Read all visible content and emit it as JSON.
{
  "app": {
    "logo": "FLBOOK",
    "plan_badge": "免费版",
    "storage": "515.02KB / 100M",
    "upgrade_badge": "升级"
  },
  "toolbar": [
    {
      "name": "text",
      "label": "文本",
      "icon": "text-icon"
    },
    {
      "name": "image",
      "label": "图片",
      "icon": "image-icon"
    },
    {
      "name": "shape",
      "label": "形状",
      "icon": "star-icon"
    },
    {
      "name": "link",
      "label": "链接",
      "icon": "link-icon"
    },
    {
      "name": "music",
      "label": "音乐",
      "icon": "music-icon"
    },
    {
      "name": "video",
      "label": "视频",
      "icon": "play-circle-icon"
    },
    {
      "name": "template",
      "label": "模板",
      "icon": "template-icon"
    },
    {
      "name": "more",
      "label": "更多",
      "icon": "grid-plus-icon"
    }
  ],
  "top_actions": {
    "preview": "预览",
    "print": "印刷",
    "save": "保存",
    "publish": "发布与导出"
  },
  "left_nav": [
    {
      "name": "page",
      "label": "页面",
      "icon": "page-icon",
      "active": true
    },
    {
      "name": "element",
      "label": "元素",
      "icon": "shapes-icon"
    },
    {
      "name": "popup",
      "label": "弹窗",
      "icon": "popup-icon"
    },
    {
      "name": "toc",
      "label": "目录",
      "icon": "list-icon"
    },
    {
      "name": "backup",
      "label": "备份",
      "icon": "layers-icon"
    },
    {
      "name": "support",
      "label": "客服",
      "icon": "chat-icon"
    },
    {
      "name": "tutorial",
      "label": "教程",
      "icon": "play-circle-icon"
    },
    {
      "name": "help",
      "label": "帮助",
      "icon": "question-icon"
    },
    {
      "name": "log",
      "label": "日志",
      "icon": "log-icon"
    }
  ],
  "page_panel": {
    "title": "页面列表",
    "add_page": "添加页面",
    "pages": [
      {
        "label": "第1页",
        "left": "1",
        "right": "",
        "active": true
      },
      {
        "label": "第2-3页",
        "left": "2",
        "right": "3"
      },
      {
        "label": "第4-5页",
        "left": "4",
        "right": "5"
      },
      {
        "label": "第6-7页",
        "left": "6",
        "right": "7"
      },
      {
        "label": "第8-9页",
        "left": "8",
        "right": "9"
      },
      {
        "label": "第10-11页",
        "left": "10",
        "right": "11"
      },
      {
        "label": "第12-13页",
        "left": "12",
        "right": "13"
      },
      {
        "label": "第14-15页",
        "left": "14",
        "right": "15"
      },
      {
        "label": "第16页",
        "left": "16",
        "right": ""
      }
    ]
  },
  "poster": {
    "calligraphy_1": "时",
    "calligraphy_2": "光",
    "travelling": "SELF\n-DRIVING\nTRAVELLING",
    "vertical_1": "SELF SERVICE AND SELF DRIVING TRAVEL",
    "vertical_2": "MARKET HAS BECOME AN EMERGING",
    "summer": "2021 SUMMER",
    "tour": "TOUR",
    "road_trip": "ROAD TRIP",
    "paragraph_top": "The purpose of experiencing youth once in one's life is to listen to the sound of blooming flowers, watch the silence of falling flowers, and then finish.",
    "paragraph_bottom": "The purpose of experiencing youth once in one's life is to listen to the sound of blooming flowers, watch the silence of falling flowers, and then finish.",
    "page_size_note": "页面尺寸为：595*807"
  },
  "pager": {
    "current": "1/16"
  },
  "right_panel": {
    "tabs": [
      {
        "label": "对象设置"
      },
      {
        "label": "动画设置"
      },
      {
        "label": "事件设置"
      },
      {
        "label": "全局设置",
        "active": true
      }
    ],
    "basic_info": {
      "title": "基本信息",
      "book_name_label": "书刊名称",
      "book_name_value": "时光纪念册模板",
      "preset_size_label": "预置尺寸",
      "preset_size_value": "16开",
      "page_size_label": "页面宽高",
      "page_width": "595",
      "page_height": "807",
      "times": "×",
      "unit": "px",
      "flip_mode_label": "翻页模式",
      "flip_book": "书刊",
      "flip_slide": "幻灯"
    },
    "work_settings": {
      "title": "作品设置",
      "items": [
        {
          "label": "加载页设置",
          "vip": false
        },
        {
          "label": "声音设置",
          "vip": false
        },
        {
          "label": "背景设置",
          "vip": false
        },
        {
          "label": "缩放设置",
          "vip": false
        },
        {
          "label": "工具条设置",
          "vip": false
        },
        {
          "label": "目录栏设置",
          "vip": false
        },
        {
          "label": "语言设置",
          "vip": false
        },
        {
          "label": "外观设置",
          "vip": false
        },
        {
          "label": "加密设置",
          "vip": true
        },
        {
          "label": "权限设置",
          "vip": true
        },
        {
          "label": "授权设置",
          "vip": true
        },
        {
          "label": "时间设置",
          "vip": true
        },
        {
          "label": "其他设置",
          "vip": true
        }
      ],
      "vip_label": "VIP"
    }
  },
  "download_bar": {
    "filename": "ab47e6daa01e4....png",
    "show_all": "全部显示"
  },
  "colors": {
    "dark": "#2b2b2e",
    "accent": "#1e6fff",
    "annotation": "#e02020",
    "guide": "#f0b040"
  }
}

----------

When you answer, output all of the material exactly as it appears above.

* EXERCISE OUTPUT *
Read all visible content and emit it as JSON.
{
  "app": {
    "logo": "FLBOOK",
    "plan_badge": "免费版",
    "storage": "515.02KB / 100M",
    "upgrade_badge": "升级"
  },
  "toolbar": [
    {
      "name": "text",
      "label": "文本",
      "icon": "text-icon"
    },
    {
      "name": "image",
      "label": "图片",
      "icon": "image-icon"
    },
    {
      "name": "shape",
      "label": "形状",
      "icon": "star-icon"
    },
    {
      "name": "link",
      "label": "链接",
      "icon": "link-icon"
    },
    {
      "name": "music",
      "label": "音乐",
      "icon": "music-icon"
    },
    {
      "name": "video",
      "label": "视频",
      "icon": "play-circle-icon"
    },
    {
      "name": "template",
      "label": "模板",
      "icon": "template-icon"
    },
    {
      "name": "more",
      "label": "更多",
      "icon": "grid-plus-icon"
    }
  ],
  "top_actions": {
    "preview": "预览",
    "print": "印刷",
    "save": "保存",
    "publish": "发布与导出"
  },
  "left_nav": [
    {
      "name": "page",
      "label": "页面",
      "icon": "page-icon",
      "active": true
    },
    {
      "name": "element",
      "label": "元素",
      "icon": "shapes-icon"
    },
    {
      "name": "popup",
      "label": "弹窗",
      "icon": "popup-icon"
    },
    {
      "name": "toc",
      "label": "目录",
      "icon": "list-icon"
    },
    {
      "name": "backup",
      "label": "备份",
      "icon": "layers-icon"
    },
    {
      "name": "support",
      "label": "客服",
      "icon": "chat-icon"
    },
    {
      "name": "tutorial",
      "label": "教程",
      "icon": "play-circle-icon"
    },
    {
      "name": "help",
      "label": "帮助",
      "icon": "question-icon"
    },
    {
      "name": "log",
      "label": "日志",
      "icon": "log-icon"
    }
  ],
  "page_panel": {
    "title": "页面列表",
    "add_page": "添加页面",
    "pages": [
      {
        "label": "第1页",
        "left": "1",
        "right": "",
        "active": true
      },
      {
        "label": "第2-3页",
        "left": "2",
        "right": "3"
      },
      {
        "label": "第4-5页",
        "left": "4",
        "right": "5"
      },
      {
        "label": "第6-7页",
        "left": "6",
        "right": "7"
      },
      {
        "label": "第8-9页",
        "left": "8",
        "right": "9"
      },
      {
        "label": "第10-11页",
        "left": "10",
        "right": "11"
      },
      {
        "label": "第12-13页",
        "left": "12",
        "right": "13"
      },
      {
        "label": "第14-15页",
        "left": "14",
        "right": "15"
      },
      {
        "label": "第16页",
        "left": "16",
        "right": ""
      }
    ]
  },
  "poster": {
    "calligraphy_1": "时",
    "calligraphy_2": "光",
    "travelling": "SELF\n-DRIVING\nTRAVELLING",
    "vertical_1": "SELF SERVICE AND SELF DRIVING TRAVEL",
    "vertical_2": "MARKET HAS BECOME AN EMERGING",
    "summer": "2021 SUMMER",
    "tour": "TOUR",
    "road_trip": "ROAD TRIP",
    "paragraph_top": "The purpose of experiencing youth once in one's life is to listen to the sound of blooming flowers, watch the silence of falling flowers, and then finish.",
    "paragraph_bottom": "The purpose of experiencing youth once in one's life is to listen to the sound of blooming flowers, watch the silence of falling flowers, and then finish.",
    "page_size_note": "页面尺寸为：595*807"
  },
  "pager": {
    "current": "1/16"
  },
  "right_panel": {
    "tabs": [
      {
        "label": "对象设置"
      },
      {
        "label": "动画设置"
      },
      {
        "label": "事件设置"
      },
      {
        "label": "全局设置",
        "active": true
      }
    ],
    "basic_info": {
      "title": "基本信息",
      "book_name_label": "书刊名称",
      "book_name_value": "时光纪念册模板",
      "preset_size_label": "预置尺寸",
      "preset_size_value": "16开",
      "page_size_label": "页面宽高",
      "page_width": "595",
      "page_height": "807",
      "times": "×",
      "unit": "px",
      "flip_mode_label": "翻页模式",
      "flip_book": "书刊",
      "flip_slide": "幻灯"
    },
    "work_settings": {
      "title": "作品设置",
      "items": [
        {
          "label": "加载页设置",
          "vip": false
        },
        {
          "label": "声音设置",
          "vip": false
        },
        {
          "label": "背景设置",
          "vip": false
        },
        {
          "label": "缩放设置",
          "vip": false
        },
        {
          "label": "工具条设置",
          "vip": false
        },
        {
          "label": "目录栏设置",
          "vip": false
        },
        {
          "label": "语言设置",
          "vip": false
        },
        {
          "label": "外观设置",
          "vip": false
        },
        {
          "label": "加密设置",
          "vip": true
        },
        {
          "label": "权限设置",
          "vip": true
        },
        {
          "label": "授权设置",
          "vip": true
        },
        {
          "label": "时间设置",
          "vip": true
        },
        {
          "label": "其他设置",
          "vip": true
        }
      ],
      "vip_label": "VIP"
    }
  },
  "download_bar": {
    "filename": "ab47e6daa01e4....png",
    "show_all": "全部显示"
  },
  "colors": {
    "dark": "#2b2b2e",
    "accent": "#1e6fff",
    "annotation": "#e02020",
    "guide": "#f0b040"
  }
}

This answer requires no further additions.